until dbmclose or dbzsync, so if robustness in the presence of crashes
or concurrent accesses is crucial, in-memory databases should probably
Dbzsync causes all buffers etc. to be flushed out to the files. It is
typically used as a precaution against crashes or concurrent accesses
when a dbz-using process will be running for a long time. It is a
somewhat expensive operation, especially for an in-memory database.
Dbzcancel cancels any pending writes from buffers. This is typically
useful only for in-core databases, since writes are otherwise done
immediately. Its main purpose is to let a child process, in the wake
of a fork, do a dbmclose without writing its parent's data to disk.
If dbz has been compiled with debugging facilities available (which
makes it bigger and a bit slower), dbzdebug alters the value (and
returns the previous value) of an internal flag which (when 1; default
is 0) causes verbose and cryptic debugging output on standard output.
Concurrent reading of databases is fairly safe, but there is no
(inter)locking, so concurrent updating is not.
The database files include a record of the byte order of the processor
creating the database, and accesses by processors with different byte
order will work, although they will be slightly slower.
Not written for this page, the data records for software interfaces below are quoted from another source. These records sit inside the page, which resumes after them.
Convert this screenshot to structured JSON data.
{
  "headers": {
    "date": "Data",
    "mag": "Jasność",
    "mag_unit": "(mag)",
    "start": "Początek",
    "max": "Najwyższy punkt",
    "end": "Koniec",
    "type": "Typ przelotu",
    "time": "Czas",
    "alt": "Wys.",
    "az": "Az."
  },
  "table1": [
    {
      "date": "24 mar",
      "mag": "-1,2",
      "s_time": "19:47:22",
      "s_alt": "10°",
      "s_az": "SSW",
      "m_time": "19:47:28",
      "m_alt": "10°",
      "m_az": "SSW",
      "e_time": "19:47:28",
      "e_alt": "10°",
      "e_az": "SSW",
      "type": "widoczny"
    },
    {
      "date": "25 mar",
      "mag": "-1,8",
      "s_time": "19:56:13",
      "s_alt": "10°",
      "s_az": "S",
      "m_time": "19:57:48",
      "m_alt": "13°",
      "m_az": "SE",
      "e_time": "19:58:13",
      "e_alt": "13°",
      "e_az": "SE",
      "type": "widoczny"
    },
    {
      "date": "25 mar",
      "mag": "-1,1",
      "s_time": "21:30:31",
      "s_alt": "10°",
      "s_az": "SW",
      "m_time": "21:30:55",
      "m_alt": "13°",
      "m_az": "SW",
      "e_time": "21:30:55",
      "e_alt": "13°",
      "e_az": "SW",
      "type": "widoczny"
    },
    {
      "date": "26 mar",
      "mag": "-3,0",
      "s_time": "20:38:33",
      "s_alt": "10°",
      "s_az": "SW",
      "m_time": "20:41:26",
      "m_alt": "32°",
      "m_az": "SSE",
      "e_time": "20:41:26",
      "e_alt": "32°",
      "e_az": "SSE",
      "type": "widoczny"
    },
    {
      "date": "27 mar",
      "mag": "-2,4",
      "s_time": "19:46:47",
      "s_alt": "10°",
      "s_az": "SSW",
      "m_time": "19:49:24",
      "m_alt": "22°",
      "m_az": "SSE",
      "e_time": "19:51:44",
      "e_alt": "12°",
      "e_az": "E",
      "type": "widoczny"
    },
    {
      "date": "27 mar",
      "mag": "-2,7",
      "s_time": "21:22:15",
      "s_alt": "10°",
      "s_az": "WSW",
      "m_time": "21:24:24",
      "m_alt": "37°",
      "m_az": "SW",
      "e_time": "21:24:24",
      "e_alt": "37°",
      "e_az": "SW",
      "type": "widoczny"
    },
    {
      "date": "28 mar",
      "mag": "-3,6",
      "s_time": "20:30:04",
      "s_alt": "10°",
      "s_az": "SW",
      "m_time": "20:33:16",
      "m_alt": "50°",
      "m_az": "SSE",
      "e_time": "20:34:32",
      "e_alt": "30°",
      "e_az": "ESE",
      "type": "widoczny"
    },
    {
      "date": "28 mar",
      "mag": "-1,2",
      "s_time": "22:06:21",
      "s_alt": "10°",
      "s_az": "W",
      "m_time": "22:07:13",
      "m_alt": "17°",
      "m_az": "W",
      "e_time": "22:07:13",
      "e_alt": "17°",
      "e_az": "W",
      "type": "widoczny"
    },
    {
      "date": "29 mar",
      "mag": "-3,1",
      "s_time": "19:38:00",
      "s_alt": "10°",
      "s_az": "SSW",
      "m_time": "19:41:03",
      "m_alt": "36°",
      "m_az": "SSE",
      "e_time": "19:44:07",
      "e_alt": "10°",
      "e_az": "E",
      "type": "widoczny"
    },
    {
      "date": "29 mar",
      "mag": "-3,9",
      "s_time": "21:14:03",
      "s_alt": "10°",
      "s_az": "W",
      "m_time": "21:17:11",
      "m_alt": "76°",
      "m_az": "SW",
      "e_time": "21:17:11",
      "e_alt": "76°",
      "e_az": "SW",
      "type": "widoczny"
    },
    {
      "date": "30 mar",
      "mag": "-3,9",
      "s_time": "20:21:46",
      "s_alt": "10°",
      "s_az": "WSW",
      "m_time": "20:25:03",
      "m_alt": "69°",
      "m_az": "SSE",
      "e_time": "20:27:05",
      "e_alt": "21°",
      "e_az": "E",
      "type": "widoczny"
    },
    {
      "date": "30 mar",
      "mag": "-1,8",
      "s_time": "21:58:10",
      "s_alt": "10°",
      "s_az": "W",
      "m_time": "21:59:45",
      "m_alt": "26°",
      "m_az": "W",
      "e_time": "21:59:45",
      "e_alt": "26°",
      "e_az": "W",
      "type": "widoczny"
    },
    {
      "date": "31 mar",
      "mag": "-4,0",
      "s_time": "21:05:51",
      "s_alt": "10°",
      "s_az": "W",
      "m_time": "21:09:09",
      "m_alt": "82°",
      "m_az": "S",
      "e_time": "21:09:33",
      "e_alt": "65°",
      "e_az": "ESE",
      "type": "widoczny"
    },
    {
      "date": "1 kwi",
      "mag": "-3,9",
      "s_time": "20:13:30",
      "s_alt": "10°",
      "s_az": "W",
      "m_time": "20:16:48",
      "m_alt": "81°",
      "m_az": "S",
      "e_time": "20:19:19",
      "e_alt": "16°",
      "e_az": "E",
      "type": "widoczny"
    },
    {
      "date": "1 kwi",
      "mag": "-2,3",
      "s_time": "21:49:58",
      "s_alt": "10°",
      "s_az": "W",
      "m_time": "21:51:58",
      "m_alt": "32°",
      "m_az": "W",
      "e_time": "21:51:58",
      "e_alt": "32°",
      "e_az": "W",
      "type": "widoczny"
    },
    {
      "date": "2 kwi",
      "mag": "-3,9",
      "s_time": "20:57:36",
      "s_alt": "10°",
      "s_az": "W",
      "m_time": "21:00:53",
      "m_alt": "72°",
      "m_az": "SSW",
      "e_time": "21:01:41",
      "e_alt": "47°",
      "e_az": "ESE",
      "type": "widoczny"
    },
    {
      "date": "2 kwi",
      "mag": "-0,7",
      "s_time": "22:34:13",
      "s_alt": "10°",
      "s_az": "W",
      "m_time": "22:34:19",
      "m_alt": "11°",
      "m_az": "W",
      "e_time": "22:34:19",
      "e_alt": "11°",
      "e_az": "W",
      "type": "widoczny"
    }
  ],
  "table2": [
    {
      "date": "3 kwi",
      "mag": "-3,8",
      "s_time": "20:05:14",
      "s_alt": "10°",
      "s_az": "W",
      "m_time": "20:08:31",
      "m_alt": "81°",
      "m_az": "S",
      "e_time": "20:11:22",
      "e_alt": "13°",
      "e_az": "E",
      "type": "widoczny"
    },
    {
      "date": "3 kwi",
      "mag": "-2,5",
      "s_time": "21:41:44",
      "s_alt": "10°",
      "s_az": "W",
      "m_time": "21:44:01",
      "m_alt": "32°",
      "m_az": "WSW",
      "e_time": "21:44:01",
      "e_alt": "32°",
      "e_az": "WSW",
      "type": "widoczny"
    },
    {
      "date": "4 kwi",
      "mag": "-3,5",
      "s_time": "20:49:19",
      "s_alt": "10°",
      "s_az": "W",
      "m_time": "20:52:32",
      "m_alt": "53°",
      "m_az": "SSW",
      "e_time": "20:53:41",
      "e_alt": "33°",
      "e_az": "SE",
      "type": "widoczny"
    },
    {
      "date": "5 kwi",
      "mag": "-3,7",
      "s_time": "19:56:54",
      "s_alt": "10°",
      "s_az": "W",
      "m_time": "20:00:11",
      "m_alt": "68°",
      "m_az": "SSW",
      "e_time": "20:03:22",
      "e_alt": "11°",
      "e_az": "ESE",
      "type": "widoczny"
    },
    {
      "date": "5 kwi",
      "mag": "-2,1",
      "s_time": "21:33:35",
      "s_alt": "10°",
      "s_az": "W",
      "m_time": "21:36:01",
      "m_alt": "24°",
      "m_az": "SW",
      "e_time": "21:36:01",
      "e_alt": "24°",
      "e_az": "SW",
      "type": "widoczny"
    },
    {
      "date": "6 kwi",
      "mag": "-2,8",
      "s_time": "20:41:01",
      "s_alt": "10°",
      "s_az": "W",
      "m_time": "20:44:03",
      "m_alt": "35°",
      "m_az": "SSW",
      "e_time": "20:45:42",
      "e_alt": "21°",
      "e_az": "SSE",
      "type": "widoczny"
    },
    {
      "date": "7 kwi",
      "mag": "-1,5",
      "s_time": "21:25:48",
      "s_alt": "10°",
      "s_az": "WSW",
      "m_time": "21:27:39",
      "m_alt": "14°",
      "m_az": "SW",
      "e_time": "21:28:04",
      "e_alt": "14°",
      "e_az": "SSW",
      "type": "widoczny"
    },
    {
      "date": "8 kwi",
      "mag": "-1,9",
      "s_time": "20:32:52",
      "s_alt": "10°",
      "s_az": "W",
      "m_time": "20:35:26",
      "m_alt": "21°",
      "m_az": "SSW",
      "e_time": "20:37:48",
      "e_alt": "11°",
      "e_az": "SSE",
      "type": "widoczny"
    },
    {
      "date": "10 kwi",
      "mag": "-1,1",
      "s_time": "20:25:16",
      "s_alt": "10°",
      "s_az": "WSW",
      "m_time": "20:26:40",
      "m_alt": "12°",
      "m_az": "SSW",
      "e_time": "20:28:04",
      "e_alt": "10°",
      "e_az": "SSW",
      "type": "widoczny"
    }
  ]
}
Byte order is
preserved by dbzagain. However, agreement on the size and internal
structure of an fseek offset is necessary, as is consensus on the
An open database occupies three stdio streams and their corresponding
file descriptors; a fourth is needed for an in-memory database. Memory
consumption is negligible (except for stdio buffers) except for in-
Functions returning int values return 0 for success, -1 for failure.
Functions returning datum values return a value with dptr set to NULL
for failure. Dbminit attempts to have errno set plausibly on return,
but otherwise this is not guaranteed. An errno of EDOM from dbminit
indicates that the database did not appear to be in dbz format.
The original dbz was written by Jon Zeeff (firstname.lastname@example.org-
arbor.mi.us). Later contributions by David Butler and Mark Moraes.
Extensive reworking, including this documentation, by Henry Spencer
(email@example.com) as part of the C News project. Hashing
function by Peter Honeyman.
The dptr members of returned datum values point to static storage which
is overwritten by later calls.
Unlike dbm, dbz will misbehave if an existing key-value pair is
`overwritten' by a new (dbz)store with the same key. The user is
responsible for avoiding this by using (dbz)fetch first to check for
duplicates; an internal optimization remembers the result of the first
search so there is minimal overhead in this.
Waiting until after dbminit to bring the base file into existence will
fail if chdir(2) has been used meanwhile.
The RFC822 case mapper implements only a first approximation to the
hideously-complex RFC822 case rules.
The prime finder in dbzsize is not particularly quick.
Should implement the dbm functions delete, firstkey, and nextkey.
On C implementations which trap integer overflow, dbz will refuse to
(dbz)store an fseek offset equal to the greatest representable positive
number, as this would cause overflow in the biased representation used.
Dbzagain perhaps ought to notice when many offsets in the old database
were too big for tagging, and shrink the tag mask to match.
Marking dbz's file descriptors close-on-exec would be a better approach
to the problem dbzcancel tries to address, but that's harder to do